Togetsukyo is a 155-meter bridge built across the Katsura River, which flows leisurely through Saga Arashiyama, a well-known place of scenic beauty in the western hills of Kyoto. The artistic form of the bridge embodies the aesthetic sense that is at the heart of the Japan artistic tradition.
The bridge is a popular location for historic films
Cormorant fishing is done in the vicinity of the bridge during summer nights
It can be accessible by train.
Take the JR Sagano/San-in Main Line from Kyoto Station to Saga-Arashiyama Station.
Alternatively, take the Keifuku Line/Arashiyama Main Line to Arashiyama Station. From there it is a one minute walk to the bridge.
The name Togetsu, or “moon crossing,” stems from a tale involving the Kamakura Period Emperor Kameyama. During a boating party under a full moon, the emperor felt that the moon looked like it was crossing the bridge. The first bridge was undertaken in 836, but the current construction was built in 1934. Although the bridge appears to have been built of wood, it actually has columns and beams made of reinforced concrete. Only the parapets are constructed from cypress. There are a number of souvenir shops at the foot of the bridge, while rickshaws go back and forth, creating an atmosphere that harkens traditional Japan.

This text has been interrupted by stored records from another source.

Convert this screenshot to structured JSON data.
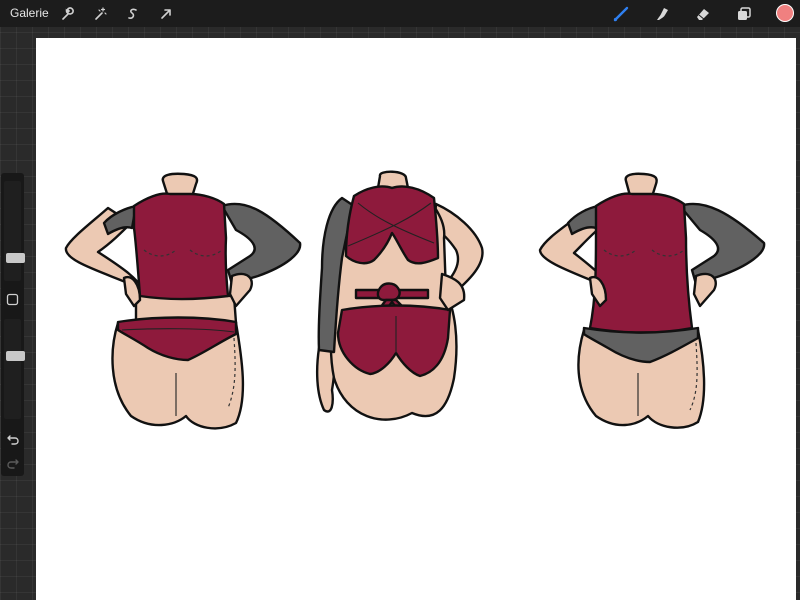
{
  "toolbar": {
    "gallery_label": "Galerie",
    "left_tools": [
      "wrench-icon",
      "magic-wand-icon",
      "selection-icon",
      "transform-arrow-icon"
    ],
    "right_tools": [
      "brush-icon",
      "smudge-icon",
      "eraser-icon",
      "layers-icon"
    ],
    "active_tool": "brush-icon",
    "active_color": "#f08080",
    "brush_accent": "#2f7ff0"
  },
  "sidebar": {
    "brush_size_level": 0.38,
    "opacity_level": 0.35,
    "buttons": [
      "modify-button-icon",
      "undo-icon",
      "redo-icon"
    ]
  },
  "artwork": {
    "colors": {
      "swimsuit": "#8e1a3c",
      "sleeves": "#616161",
      "skin": "#ecc9b3",
      "outline": "#111111"
    }
  }
}
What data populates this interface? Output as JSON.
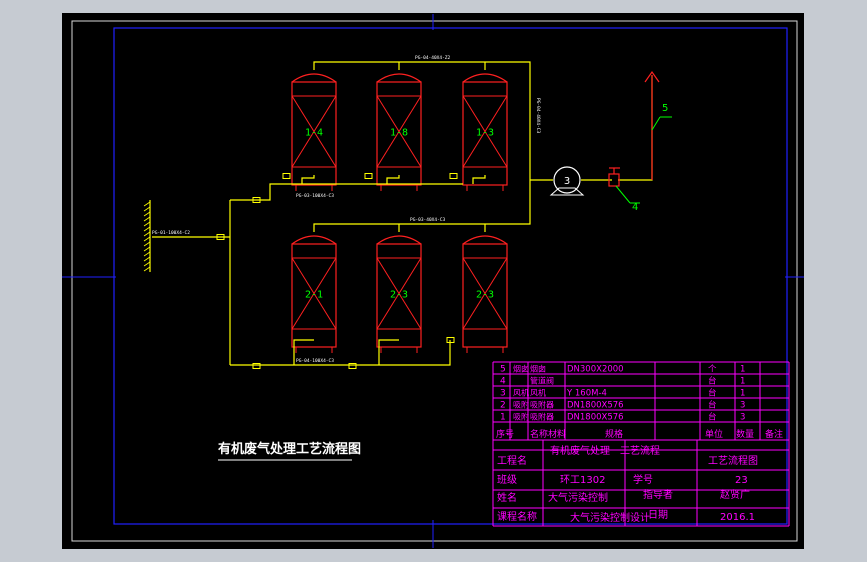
{
  "drawing": {
    "title": "有机废气处理工艺流程图",
    "pipe_labels": {
      "top_header": "PG-04-40X4-Z2",
      "upper_bottom": "PG-03-100X4-C3",
      "inlet": "PG-01-100X4-C2",
      "lower_top": "PG-03-40X4-C3",
      "lower_bottom": "PG-04-100X4-C3",
      "vertical_right": "PG-04-40X4-C3"
    },
    "tanks": [
      "1-4",
      "1-8",
      "1-3",
      "2-1",
      "2-3",
      "2-3"
    ],
    "callouts": [
      "3",
      "4",
      "5"
    ]
  },
  "bom": {
    "rows": [
      {
        "no": "5",
        "code": "烟囱",
        "name": "烟囱",
        "spec": "DN300X2000",
        "unit": "个",
        "qty": "1",
        "note": ""
      },
      {
        "no": "4",
        "code": "",
        "name": "管道阀",
        "spec": "",
        "unit": "台",
        "qty": "1",
        "note": ""
      },
      {
        "no": "3",
        "code": "风机",
        "name": "风机",
        "spec": "Y 160M-4",
        "unit": "台",
        "qty": "1",
        "note": ""
      },
      {
        "no": "2",
        "code": "吸附",
        "name": "吸附器",
        "spec": "DN1800X576",
        "unit": "台",
        "qty": "3",
        "note": ""
      },
      {
        "no": "1",
        "code": "吸附",
        "name": "吸附器",
        "spec": "DN1800X576",
        "unit": "台",
        "qty": "3",
        "note": ""
      }
    ],
    "header": {
      "no": "序号",
      "code": "名称",
      "name": "材料",
      "spec": "规格",
      "unit": "单位",
      "qty": "数量",
      "note": "备注"
    }
  },
  "title_block": {
    "project_label": "工程名",
    "project_value": "有机废气处理一工艺流程",
    "drawing_name": "工艺流程图",
    "class_label": "班级",
    "class_value": "环工1302",
    "number_label": "学号",
    "number_value": "23",
    "name_label": "姓名",
    "name_value": "大气污染控制",
    "designer_label": "指导者",
    "designer_value": "赵贤广",
    "course_label": "课程名称",
    "course_value": "大气污染控制设计",
    "date_label": "日期",
    "date_value": "2016.1"
  },
  "colors": {
    "tank": "#ff2020",
    "pipe": "#ffff00",
    "frame_blue": "#2020ff",
    "table": "#ff00ff",
    "callout": "#00ff00",
    "bg": "#000000"
  }
}
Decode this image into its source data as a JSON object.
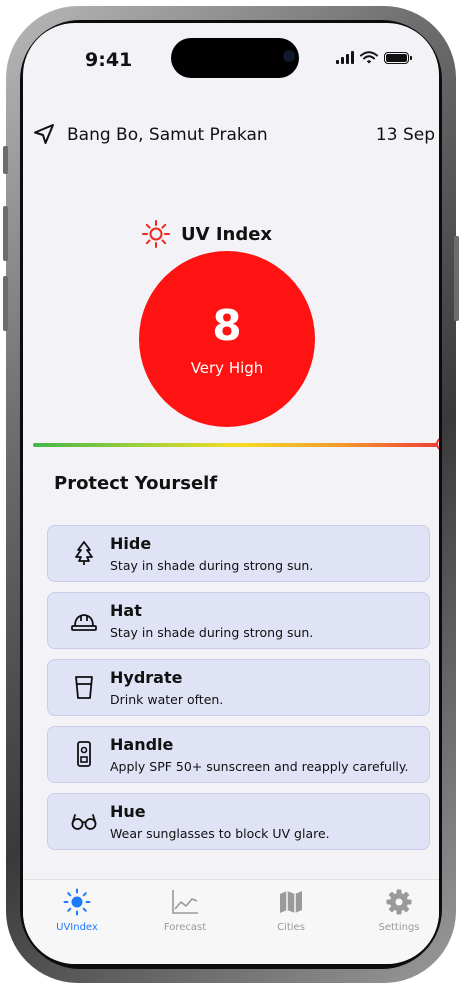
{
  "status_bar": {
    "time": "9:41"
  },
  "header": {
    "location": "Bang Bo, Samut Prakan",
    "date": "13 Sep"
  },
  "uv": {
    "title": "UV Index",
    "value": "8",
    "level": "Very High",
    "level_color": "#ff1212",
    "scale_fraction": 1.0
  },
  "protect": {
    "title": "Protect Yourself",
    "tips": [
      {
        "icon": "tree-icon",
        "title": "Hide",
        "description": "Stay in shade during strong sun."
      },
      {
        "icon": "hard-hat-icon",
        "title": "Hat",
        "description": "Stay in shade during strong sun."
      },
      {
        "icon": "glass-icon",
        "title": "Hydrate",
        "description": "Drink water often."
      },
      {
        "icon": "sunscreen-bottle-icon",
        "title": "Handle",
        "description": "Apply SPF 50+ sunscreen and reapply carefully."
      },
      {
        "icon": "sunglasses-icon",
        "title": "Hue",
        "description": "Wear sunglasses to block UV glare."
      }
    ]
  },
  "tabbar": {
    "active": "UVIndex",
    "accent": "#1b7bff",
    "items": [
      {
        "icon": "sun-icon",
        "label": "UVIndex"
      },
      {
        "icon": "chart-icon",
        "label": "Forecast"
      },
      {
        "icon": "map-icon",
        "label": "Cities"
      },
      {
        "icon": "gear-icon",
        "label": "Settings"
      }
    ]
  }
}
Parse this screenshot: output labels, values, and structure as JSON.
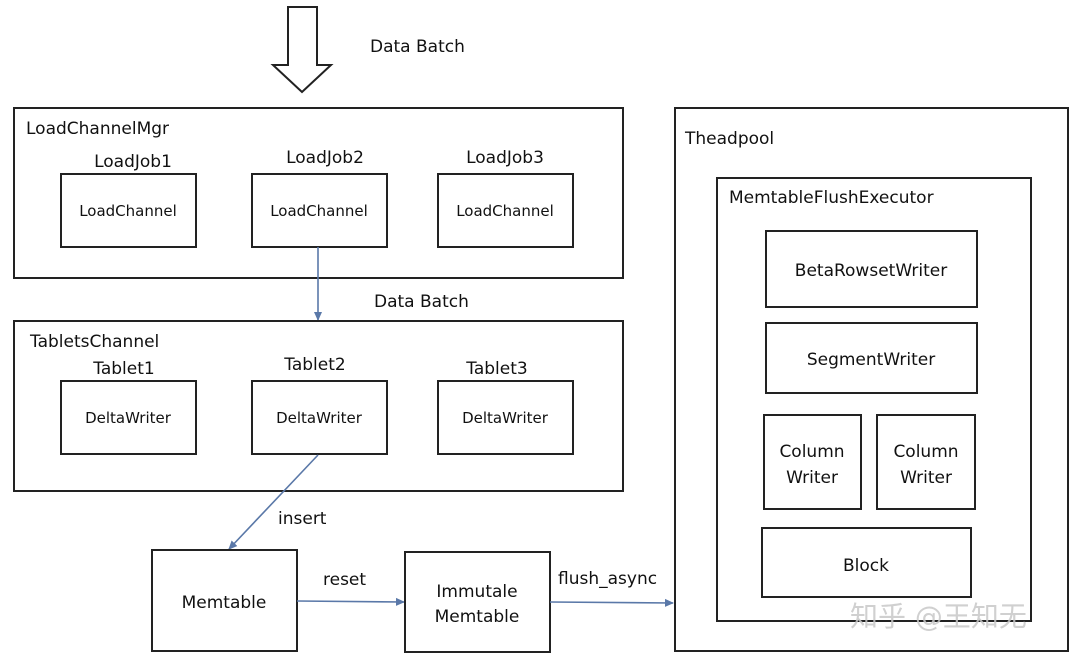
{
  "input_label": "Data Batch",
  "load_channel_mgr": {
    "title": "LoadChannelMgr",
    "jobs": [
      {
        "label": "LoadJob1",
        "channel": "LoadChannel"
      },
      {
        "label": "LoadJob2",
        "channel": "LoadChannel"
      },
      {
        "label": "LoadJob3",
        "channel": "LoadChannel"
      }
    ]
  },
  "edge_data_batch": "Data Batch",
  "tablets_channel": {
    "title": "TabletsChannel",
    "tablets": [
      {
        "label": "Tablet1",
        "writer": "DeltaWriter"
      },
      {
        "label": "Tablet2",
        "writer": "DeltaWriter"
      },
      {
        "label": "Tablet3",
        "writer": "DeltaWriter"
      }
    ]
  },
  "edge_insert": "insert",
  "memtable": "Memtable",
  "edge_reset": "reset",
  "immutable_memtable": [
    "Immutale",
    "Memtable"
  ],
  "edge_flush": "flush_async",
  "threadpool": {
    "title": "Theadpool",
    "executor": {
      "title": "MemtableFlushExecutor",
      "beta_rowset_writer": "BetaRowsetWriter",
      "segment_writer": "SegmentWriter",
      "column_writers": [
        [
          "Column",
          "Writer"
        ],
        [
          "Column",
          "Writer"
        ]
      ],
      "block": "Block"
    }
  },
  "watermark": "知乎 @王知无",
  "colors": {
    "edge": "#5a78a8",
    "border": "#222222"
  }
}
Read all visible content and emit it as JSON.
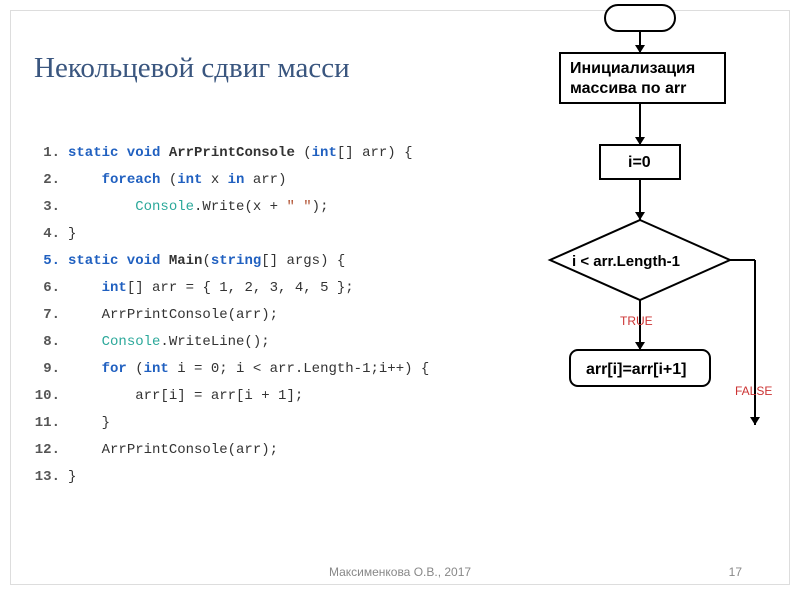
{
  "title": "Некольцевой сдвиг масси",
  "code": [
    {
      "n": "1.",
      "indent": 0,
      "tokens": [
        {
          "t": "static void ",
          "c": "kw"
        },
        {
          "t": "ArrPrintConsole ",
          "c": "mth"
        },
        {
          "t": "(",
          "c": ""
        },
        {
          "t": "int",
          "c": "kw"
        },
        {
          "t": "[] arr) {",
          "c": ""
        }
      ]
    },
    {
      "n": "2.",
      "indent": 1,
      "tokens": [
        {
          "t": "foreach ",
          "c": "kw"
        },
        {
          "t": "(",
          "c": ""
        },
        {
          "t": "int ",
          "c": "kw"
        },
        {
          "t": "x ",
          "c": ""
        },
        {
          "t": "in ",
          "c": "kw"
        },
        {
          "t": "arr)",
          "c": ""
        }
      ]
    },
    {
      "n": "3.",
      "indent": 2,
      "tokens": [
        {
          "t": "Console",
          "c": "tp"
        },
        {
          "t": ".Write(x + ",
          "c": ""
        },
        {
          "t": "\" \"",
          "c": "str"
        },
        {
          "t": ");",
          "c": ""
        }
      ]
    },
    {
      "n": "4.",
      "indent": 0,
      "tokens": [
        {
          "t": "}",
          "c": ""
        }
      ]
    },
    {
      "n": "5.",
      "indent": 0,
      "lnc": "ln5",
      "tokens": [
        {
          "t": "static void ",
          "c": "kw"
        },
        {
          "t": "Main",
          "c": "mth"
        },
        {
          "t": "(",
          "c": ""
        },
        {
          "t": "string",
          "c": "kw"
        },
        {
          "t": "[] args) {",
          "c": ""
        }
      ]
    },
    {
      "n": "6.",
      "indent": 1,
      "tokens": [
        {
          "t": "int",
          "c": "kw"
        },
        {
          "t": "[] arr = { ",
          "c": ""
        },
        {
          "t": "1, 2, 3, 4, 5",
          "c": "num"
        },
        {
          "t": " };",
          "c": ""
        }
      ]
    },
    {
      "n": "7.",
      "indent": 1,
      "tokens": [
        {
          "t": "ArrPrintConsole(arr);",
          "c": ""
        }
      ]
    },
    {
      "n": "8.",
      "indent": 1,
      "tokens": [
        {
          "t": "Console",
          "c": "tp"
        },
        {
          "t": ".WriteLine();",
          "c": ""
        }
      ]
    },
    {
      "n": "9.",
      "indent": 1,
      "tokens": [
        {
          "t": "for ",
          "c": "kw"
        },
        {
          "t": "(",
          "c": ""
        },
        {
          "t": "int ",
          "c": "kw"
        },
        {
          "t": "i = ",
          "c": ""
        },
        {
          "t": "0",
          "c": "num"
        },
        {
          "t": "; i < arr.Length-",
          "c": ""
        },
        {
          "t": "1",
          "c": "num"
        },
        {
          "t": ";i++) {",
          "c": ""
        }
      ]
    },
    {
      "n": "10.",
      "indent": 2,
      "tokens": [
        {
          "t": "arr[i] = arr[i + ",
          "c": ""
        },
        {
          "t": "1",
          "c": "num"
        },
        {
          "t": "];",
          "c": ""
        }
      ]
    },
    {
      "n": "11.",
      "indent": 1,
      "tokens": [
        {
          "t": "}",
          "c": ""
        }
      ]
    },
    {
      "n": "12.",
      "indent": 1,
      "tokens": [
        {
          "t": "ArrPrintConsole(arr);",
          "c": ""
        }
      ]
    },
    {
      "n": "13.",
      "indent": 0,
      "tokens": [
        {
          "t": "}",
          "c": ""
        }
      ]
    }
  ],
  "flow": {
    "init1": "Инициализация",
    "init2": "массива по arr",
    "ieq": "i=0",
    "cond": "i < arr.Length-1",
    "assign": "arr[i]=arr[i+1]",
    "true": "TRUE",
    "false": "FALSE"
  },
  "footer": {
    "attr": "Максименкова О.В., 2017",
    "page": "17"
  }
}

Arashiyama is the name given to the mountain south of the bridge, which rises to an altitude of 375 meters. Its tree-covered slopes take on the pink hue of cherry blossoms in spring, and are alternately covered by red maple leaves during autumn. Under the snows of winter, the mountain looks as if it were in an ink landscape painting. The seasonal changes of the mountain scenery move visitors anew at any time of year.